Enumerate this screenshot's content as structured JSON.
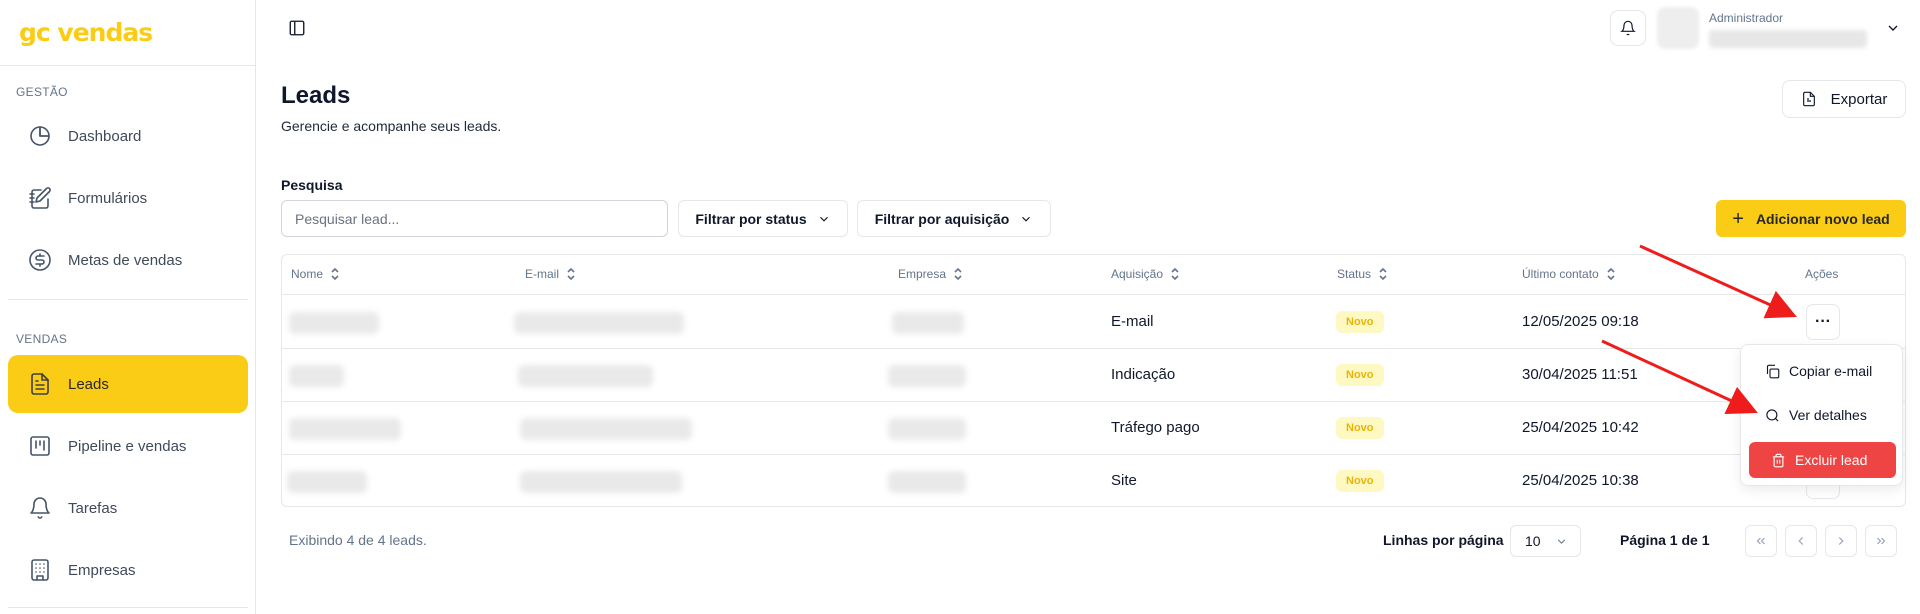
{
  "brand": {
    "logo": "gc vendas",
    "accent": "#facc15"
  },
  "sidebar": {
    "sections": [
      {
        "label": "GESTÃO"
      },
      {
        "label": "VENDAS"
      }
    ],
    "items": [
      {
        "label": "Dashboard",
        "icon": "pie-chart-icon"
      },
      {
        "label": "Formulários",
        "icon": "notebook-pen-icon"
      },
      {
        "label": "Metas de vendas",
        "icon": "dollar-circle-icon"
      },
      {
        "label": "Leads",
        "icon": "file-text-icon",
        "active": true
      },
      {
        "label": "Pipeline e vendas",
        "icon": "kanban-icon"
      },
      {
        "label": "Tarefas",
        "icon": "bell-icon"
      },
      {
        "label": "Empresas",
        "icon": "building-icon"
      }
    ]
  },
  "header": {
    "user_role": "Administrador"
  },
  "page": {
    "title": "Leads",
    "subtitle": "Gerencie e acompanhe seus leads.",
    "export_label": "Exportar"
  },
  "filters": {
    "search_label": "Pesquisa",
    "search_placeholder": "Pesquisar lead...",
    "search_value": "",
    "status_label": "Filtrar por status",
    "acquisition_label": "Filtrar por aquisição",
    "add_label": "Adicionar novo lead"
  },
  "table": {
    "columns": [
      "Nome",
      "E-mail",
      "Empresa",
      "Aquisição",
      "Status",
      "Último contato",
      "Ações"
    ],
    "rows": [
      {
        "acquisition": "E-mail",
        "status": "Novo",
        "last_contact": "12/05/2025 09:18"
      },
      {
        "acquisition": "Indicação",
        "status": "Novo",
        "last_contact": "30/04/2025 11:51"
      },
      {
        "acquisition": "Tráfego pago",
        "status": "Novo",
        "last_contact": "25/04/2025 10:42"
      },
      {
        "acquisition": "Site",
        "status": "Novo",
        "last_contact": "25/04/2025 10:38"
      }
    ],
    "actions_glyph": "···"
  },
  "menu": {
    "copy_email": "Copiar e-mail",
    "view_details": "Ver detalhes",
    "delete_lead": "Excluir lead",
    "danger_color": "#ef4444"
  },
  "footer": {
    "showing": "Exibindo 4 de 4 leads.",
    "rows_per_page_label": "Linhas por página",
    "rows_per_page_value": "10",
    "page_info": "Página 1 de 1"
  }
}
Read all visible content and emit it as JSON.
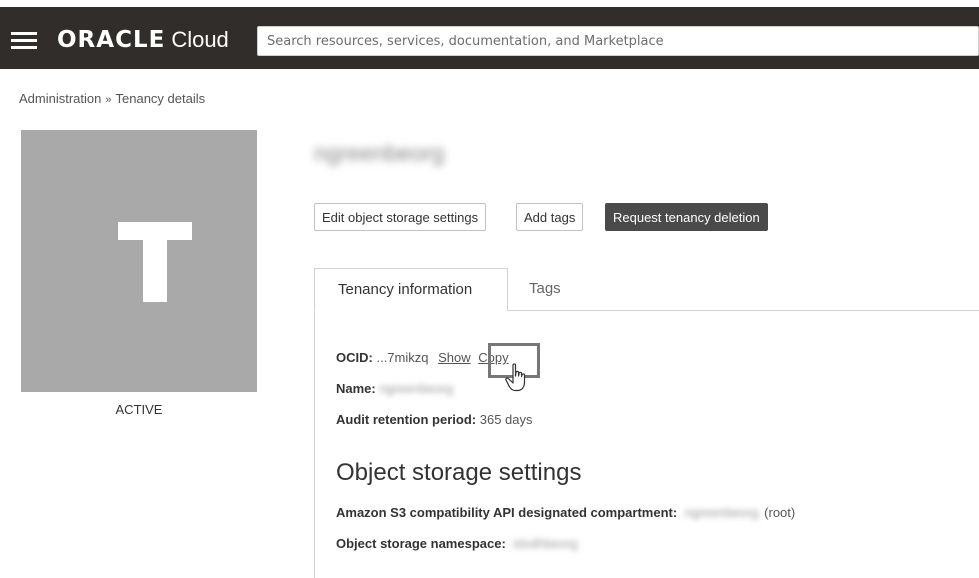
{
  "header": {
    "brand": "ORACLE",
    "product": "Cloud",
    "search_placeholder": "Search resources, services, documentation, and Marketplace"
  },
  "breadcrumb": {
    "items": [
      "Administration",
      "Tenancy details"
    ],
    "separator": "»"
  },
  "tenancy": {
    "avatar_letter": "T",
    "status": "ACTIVE",
    "name_redacted": "ngreenbeorg"
  },
  "actions": {
    "edit_object_storage": "Edit object storage settings",
    "add_tags": "Add tags",
    "request_deletion": "Request tenancy deletion"
  },
  "tabs": {
    "tenancy_information": "Tenancy information",
    "tags": "Tags"
  },
  "info": {
    "ocid_label": "OCID:",
    "ocid_value": "...7mikzq",
    "show_link": "Show",
    "copy_link": "Copy",
    "name_label": "Name:",
    "name_value": "ngreenbeorg",
    "audit_label": "Audit retention period:",
    "audit_value": "365 days"
  },
  "object_storage": {
    "title": "Object storage settings",
    "s3_label": "Amazon S3 compatibility API designated compartment:",
    "s3_value": "ngreenbeorg",
    "s3_suffix": "(root)",
    "namespace_label": "Object storage namespace:",
    "namespace_value": "idxdhbeorg"
  },
  "icons": {
    "menu": "hamburger-menu-icon",
    "pointer": "hand-pointer-icon"
  },
  "colors": {
    "header_bg": "#312d2a",
    "avatar_bg": "#a9a9a9",
    "primary_button": "#4a4a4a"
  }
}
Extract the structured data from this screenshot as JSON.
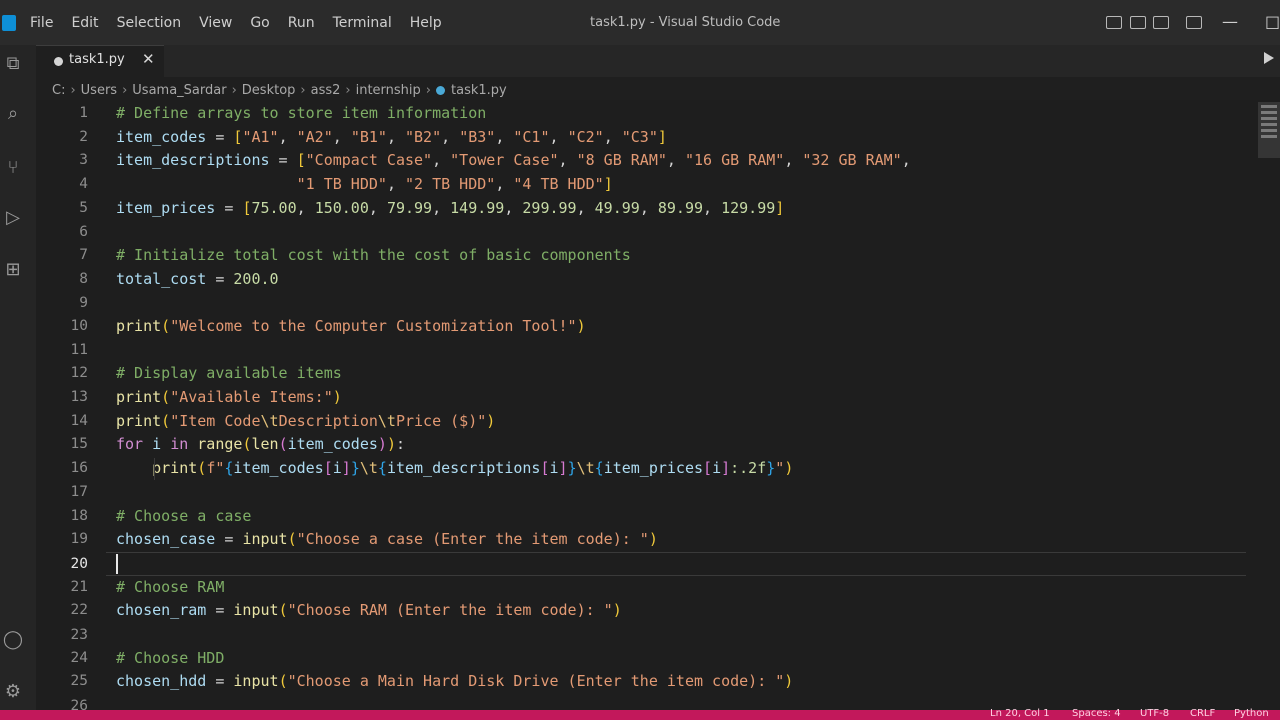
{
  "titlebar": {
    "menus": [
      "File",
      "Edit",
      "Selection",
      "View",
      "Go",
      "Run",
      "Terminal",
      "Help"
    ],
    "window_title": "task1.py - Visual Studio Code"
  },
  "activity_icons": [
    "explorer-icon",
    "search-icon",
    "source-control-icon",
    "run-debug-icon",
    "extensions-icon",
    "account-icon",
    "settings-gear-icon"
  ],
  "tab": {
    "label": "task1.py",
    "close": "✕"
  },
  "breadcrumb": [
    "C:",
    "Users",
    "Usama_Sardar",
    "Desktop",
    "ass2",
    "internship",
    "task1.py"
  ],
  "editor": {
    "current_line": 20,
    "lines": [
      {
        "n": "1"
      },
      {
        "n": "2"
      },
      {
        "n": "3"
      },
      {
        "n": "4"
      },
      {
        "n": "5"
      },
      {
        "n": "6"
      },
      {
        "n": "7"
      },
      {
        "n": "8"
      },
      {
        "n": "9"
      },
      {
        "n": "10"
      },
      {
        "n": "11"
      },
      {
        "n": "12"
      },
      {
        "n": "13"
      },
      {
        "n": "14"
      },
      {
        "n": "15"
      },
      {
        "n": "16"
      },
      {
        "n": "17"
      },
      {
        "n": "18"
      },
      {
        "n": "19"
      },
      {
        "n": "20"
      },
      {
        "n": "21"
      },
      {
        "n": "22"
      },
      {
        "n": "23"
      },
      {
        "n": "24"
      },
      {
        "n": "25"
      },
      {
        "n": "26"
      }
    ]
  },
  "status": {
    "position": "Ln 20, Col 1",
    "spaces": "Spaces: 4",
    "encoding": "UTF-8",
    "eol": "CRLF",
    "language": "Python"
  }
}
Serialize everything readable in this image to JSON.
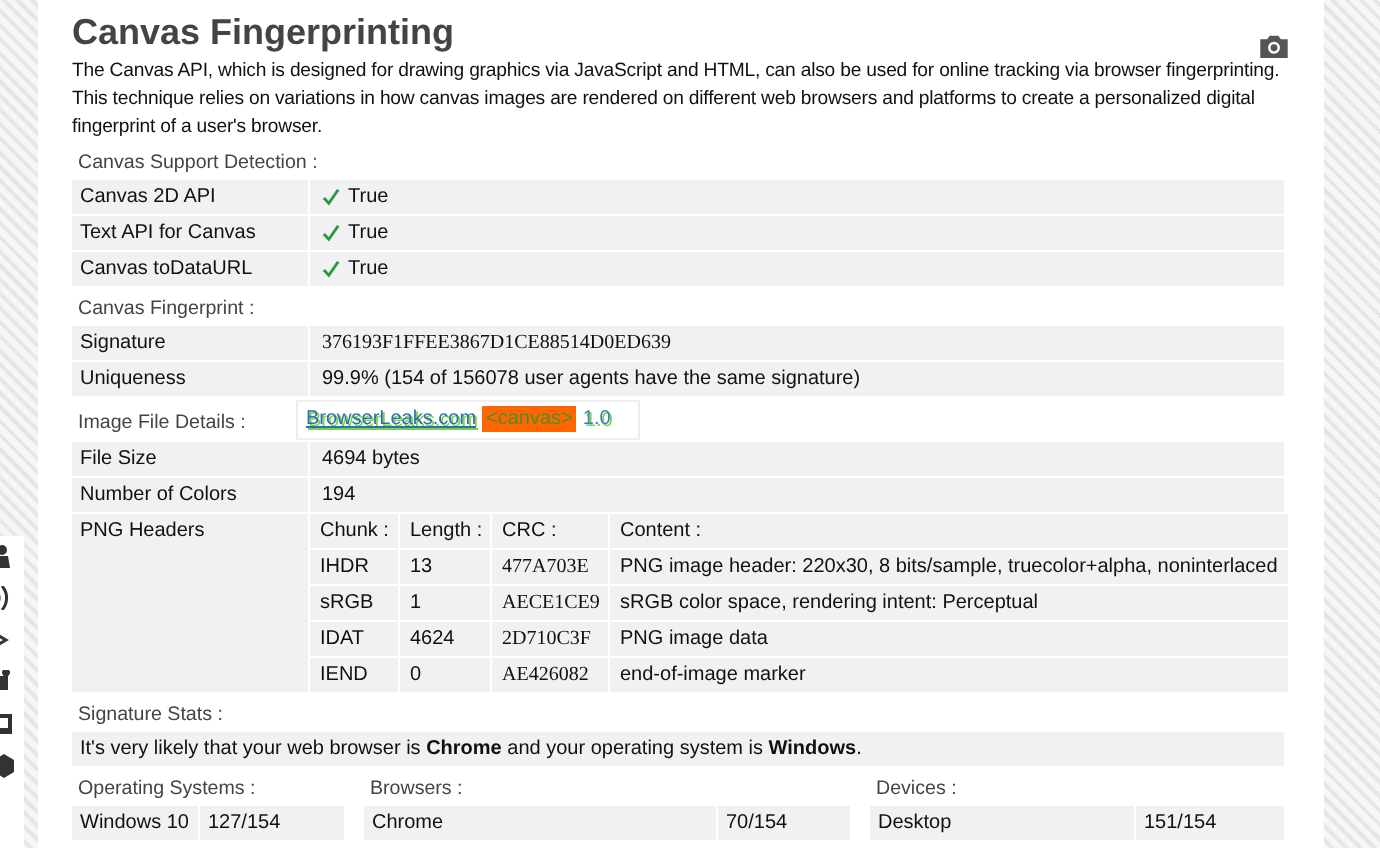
{
  "title": "Canvas Fingerprinting",
  "description": "The Canvas API, which is designed for drawing graphics via JavaScript and HTML, can also be used for online tracking via browser fingerprinting. This technique relies on variations in how canvas images are rendered on different web browsers and platforms to create a personalized digital fingerprint of a user's browser.",
  "support_detection": {
    "label": "Canvas Support Detection :",
    "rows": [
      {
        "name": "Canvas 2D API",
        "value": "True",
        "supported": true
      },
      {
        "name": "Text API for Canvas",
        "value": "True",
        "supported": true
      },
      {
        "name": "Canvas toDataURL",
        "value": "True",
        "supported": true
      }
    ]
  },
  "fingerprint": {
    "label": "Canvas Fingerprint :",
    "rows": [
      {
        "name": "Signature",
        "value": "376193F1FFEE3867D1CE88514D0ED639",
        "kind": "mono"
      },
      {
        "name": "Uniqueness",
        "value": "99.9% (154 of 156078 user agents have the same signature)",
        "kind": "text"
      }
    ]
  },
  "image_file": {
    "label": "Image File Details :",
    "canvas_render": [
      "BrowserLeaks.com",
      "<canvas>",
      "1.0"
    ],
    "rows": [
      {
        "name": "File Size",
        "value": "4694 bytes"
      },
      {
        "name": "Number of Colors",
        "value": "194"
      }
    ],
    "png_headers": {
      "name": "PNG Headers",
      "columns": [
        "Chunk :",
        "Length :",
        "CRC :",
        "Content :"
      ],
      "rows": [
        [
          "IHDR",
          "13",
          "477A703E",
          "PNG image header: 220x30, 8 bits/sample, truecolor+alpha, noninterlaced"
        ],
        [
          "sRGB",
          "1",
          "AECE1CE9",
          "sRGB color space, rendering intent: Perceptual"
        ],
        [
          "IDAT",
          "4624",
          "2D710C3F",
          "PNG image data"
        ],
        [
          "IEND",
          "0",
          "AE426082",
          "end-of-image marker"
        ]
      ]
    }
  },
  "signature_stats": {
    "label": "Signature Stats :",
    "summary": "It's very likely that your web browser is **Chrome** and your operating system is **Windows**.",
    "groups": [
      {
        "label": "Operating Systems :",
        "rows": [
          [
            "Windows 10",
            "127/154"
          ]
        ]
      },
      {
        "label": "Browsers :",
        "rows": [
          [
            "Chrome",
            "70/154"
          ]
        ]
      },
      {
        "label": "Devices :",
        "rows": [
          [
            "Desktop",
            "151/154"
          ]
        ]
      }
    ]
  }
}
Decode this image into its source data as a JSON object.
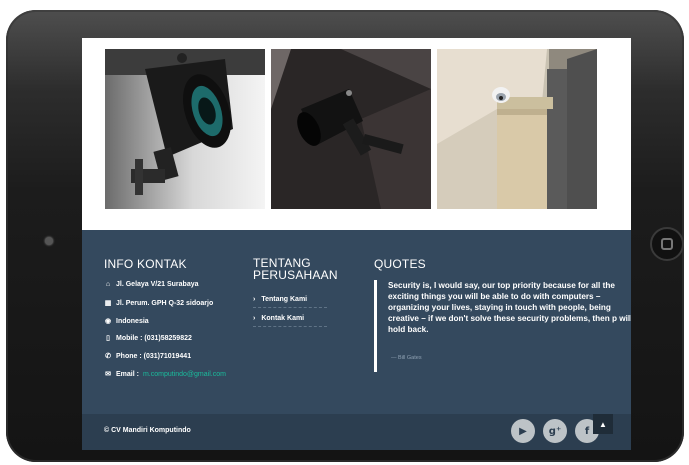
{
  "info_kontak": {
    "title": "INFO KONTAK",
    "items": [
      {
        "icon": "home-icon",
        "glyph": "⌂",
        "text": "Jl. Gelaya V/21 Surabaya"
      },
      {
        "icon": "building-icon",
        "glyph": "▦",
        "text": "Jl. Perum. GPH Q-32 sidoarjo"
      },
      {
        "icon": "globe-icon",
        "glyph": "◉",
        "text": "Indonesia"
      },
      {
        "icon": "mobile-icon",
        "glyph": "▯",
        "text": "Mobile : (031)58259822"
      },
      {
        "icon": "phone-icon",
        "glyph": "✆",
        "text": "Phone : (031)71019441"
      },
      {
        "icon": "envelope-icon",
        "glyph": "✉",
        "label": "Email :",
        "value": "m.computindo@gmail.com"
      }
    ]
  },
  "tentang": {
    "title_line1": "TENTANG",
    "title_line2": "PERUSAHAAN",
    "links": [
      "Tentang Kami",
      "Kontak Kami"
    ]
  },
  "quotes": {
    "title": "QUOTES",
    "text": "Security is, I would say, our top priority because for all the exciting things you will be able to do with computers – organizing your lives, staying in touch with people, being creative – if we don't solve these security problems, then p will hold back.",
    "author": "— Bill Gates"
  },
  "bottom": {
    "copyright": "© CV Mandiri Komputindo",
    "social": [
      {
        "icon": "youtube-icon",
        "glyph": "▶"
      },
      {
        "icon": "google-plus-icon",
        "glyph": "g⁺"
      },
      {
        "icon": "facebook-icon",
        "glyph": "f"
      }
    ],
    "totop_glyph": "▲"
  },
  "colors": {
    "footer_bg": "#34495e",
    "bottombar_bg": "#2c3e50",
    "accent": "#1abc9c"
  }
}
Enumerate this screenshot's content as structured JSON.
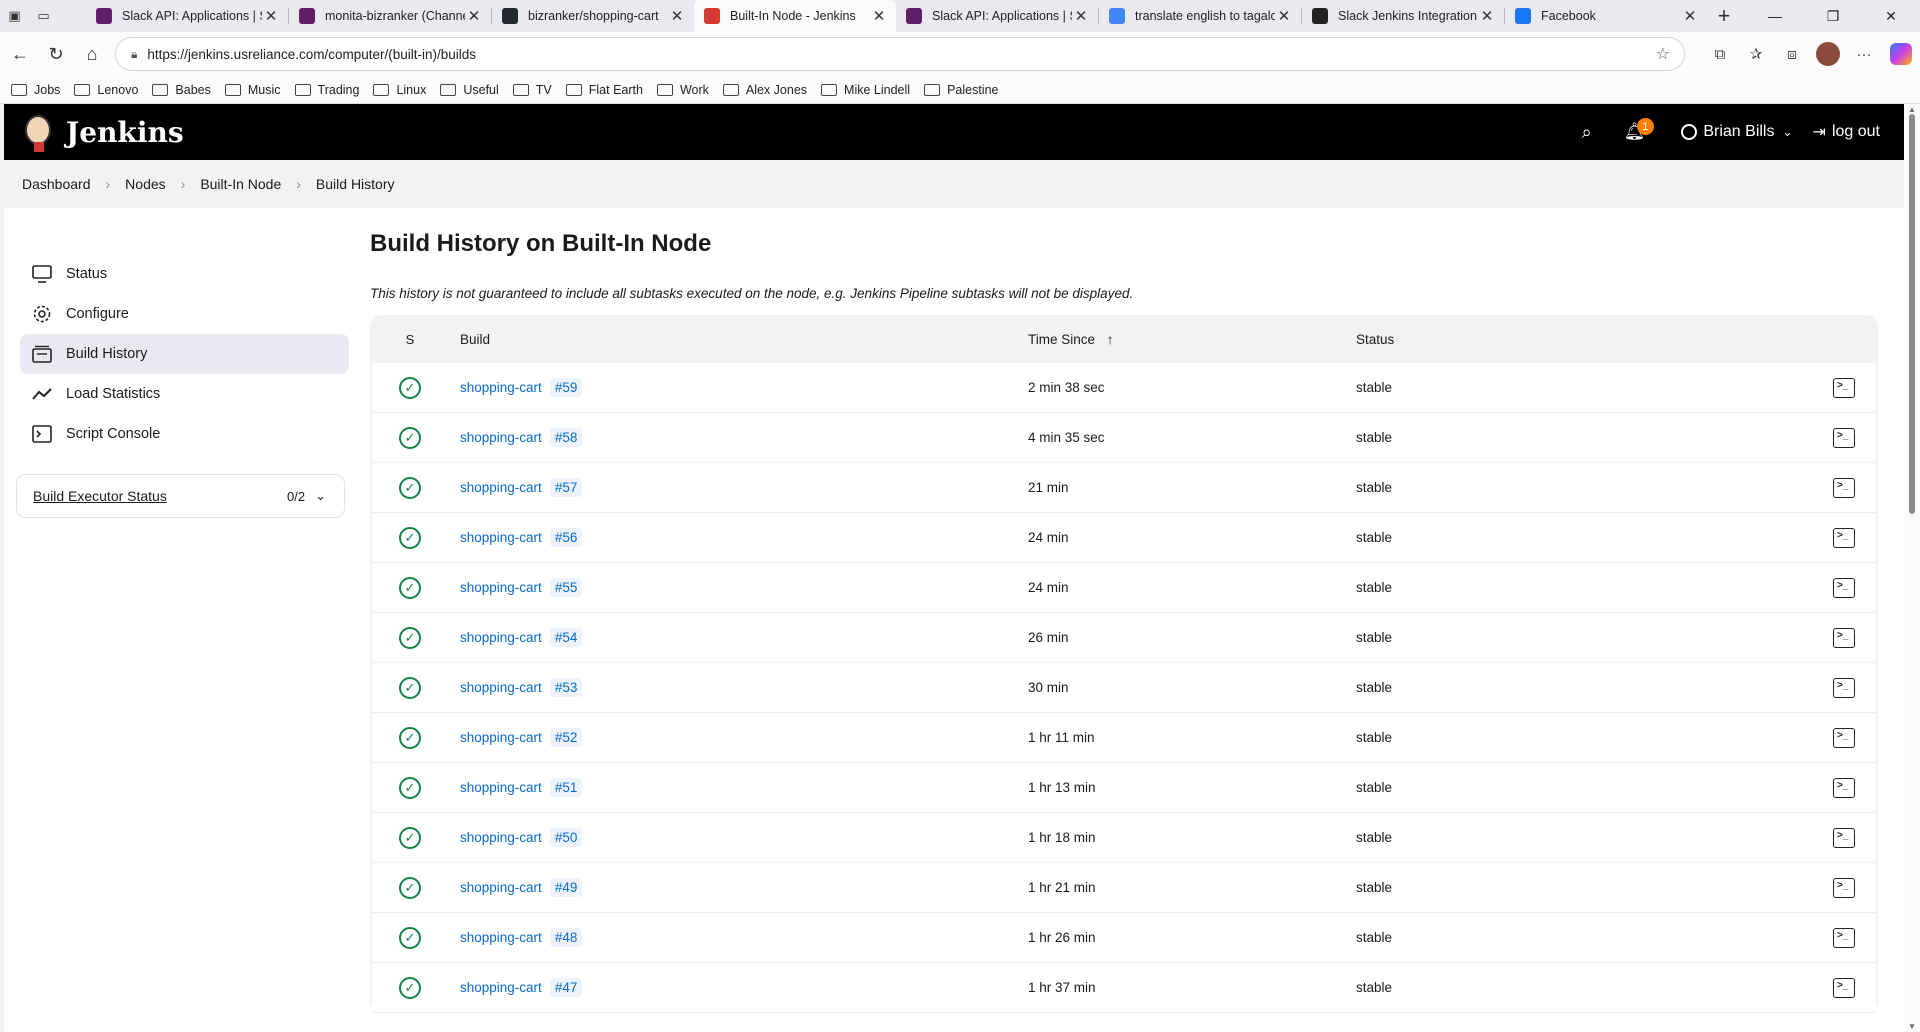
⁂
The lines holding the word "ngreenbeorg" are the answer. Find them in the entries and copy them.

▶ ANSWER TO THIS EXERCISE:
    "name_redacted": "ngreenbeorg"
    "name_value": "ngreenbeorg",
    "s3_value": "ngreenbeorg",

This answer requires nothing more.